Resolution: Following are a few of the main causes of high Full Scans/sec:

  • Missing indexes
  • Too many rows requested; Queries with missing indexes or too many rows requested have a large number of logical reads and an increased CPU time.
  • Scans are IO-intensive and should run within your databases minimally. Identify the tables that have a large number of scans against them. Review the fill factor you have set up on your indexes and minimize it where appropriate.

Range Scans/sec


This performance counter returns the number of Qualified Range Scans through indexes per second.

This monitor returns the number of qualified range scans through indexes per second.

Plan Re-Use

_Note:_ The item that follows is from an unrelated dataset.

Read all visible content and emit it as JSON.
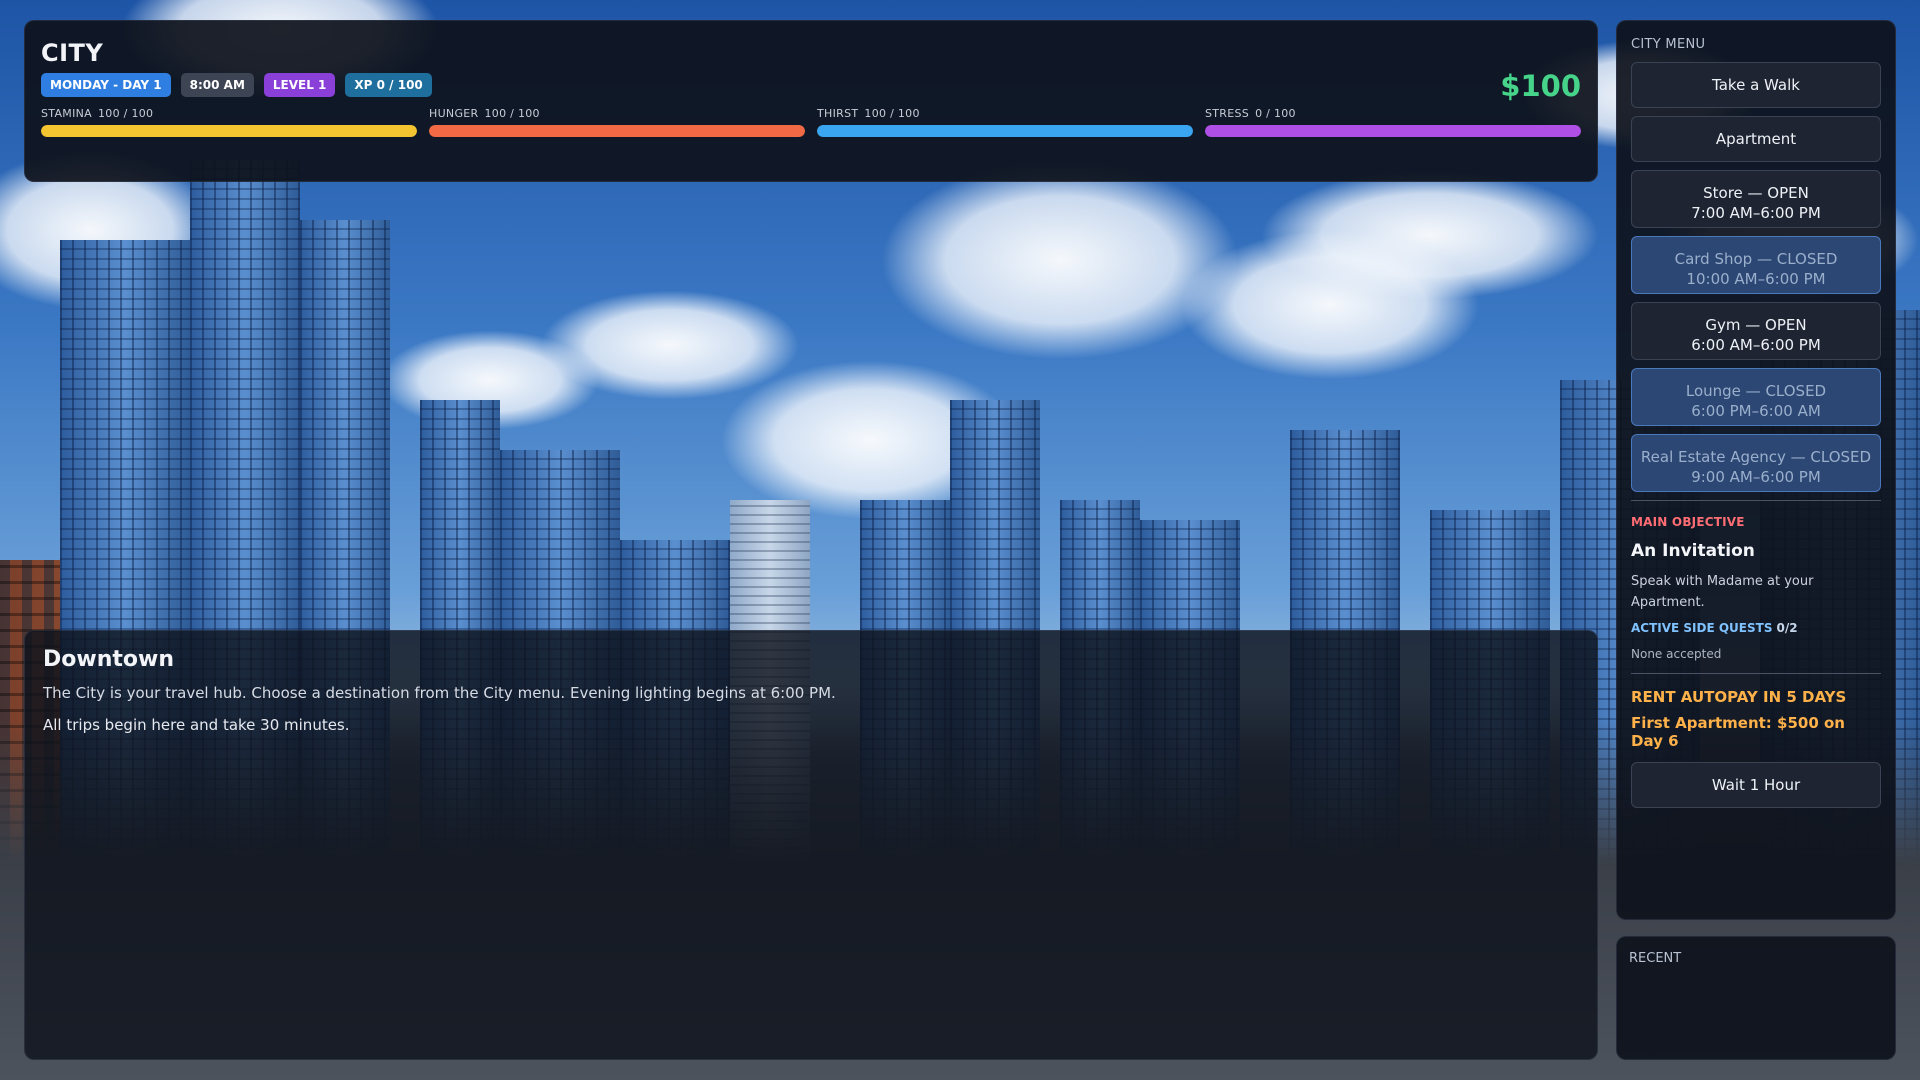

A query plan is used to execute a query.

Plan re-use is desirable for OLTP workloads because re-creating the same plan (for similar or identical transactions) is a waste of CPU resources.

Potential Issue: Zero cost plans are not be cached (not re-used) in SQL 2005 SP2. Applications that use zero cost plans have a lower plan re-use but this is not a performance issue.

Resolution: Review your plan re-use design. Tune your plan re-use design as it is described in the following article: http://sqlmag.com/sql-server/fine-tuning-plan-reuse.

Probe Scans/sec


This performance counter returns the number of Probe Scans, per second, that are used to find at most, one single qualified row in an index or base table directly.

There are no thresholds associated with this performance counter.

Recompilations/ Compilations

This performance counter shows the ratio of SQL Recompilations to SQL Compilations.

SQL Recompilations should be less than 10% of SQL Compilations.

Potential Issue: Returned values that are high can indicate more temporary tables in use.

Resolution: Change stored procedures to not change schemas, Use table variables instead of temporary tables



Monitoring the number of query compilations and recompilations and the number of batches received by an instance of SQL Server gives you an indication of how quickly SQL Server is processing user queries and how effectively the query optimizer is processing the queries.

Compilation is a significant part of a query's turnaround time. In order to save the compilation cost, the Database Engine saves the compiled query plan in a query cache. The objective of the cache is to reduce compilation by storing compiled queries for later reuse, therefore ending the requirement to recompile queries when later executed. However, each unique query must be compiled at least one time.

Compilations/sec divided by 10 minus recompilations/sec.

Potential Issue: Query recompilations can be caused by the following factors:

  • Schema changes, including base schema changes such as adding columns or indexes to a table, or statistics schema changes such as inserting or deleting a significant number of rows from a table.
  • Environment (Set statement) changes. Changes in session settings such as Ansi_Padding or Ansi_Nulls can cause a query to be recompiled.


You can have the chart show a predetermined time period of data by clicking on any one of the three Zoom buttons in the head of the Zoom column. Alternatively, you can have the chart show a specific date range by dragging the mouse over an area of the chart. The time and date displayed at the top of the resource shows the amount of data currently loaded into the chart. This can be changed by clicking Edit from within the resource.

The Value from Last Poll column shows the most recent data available for the listed statistic.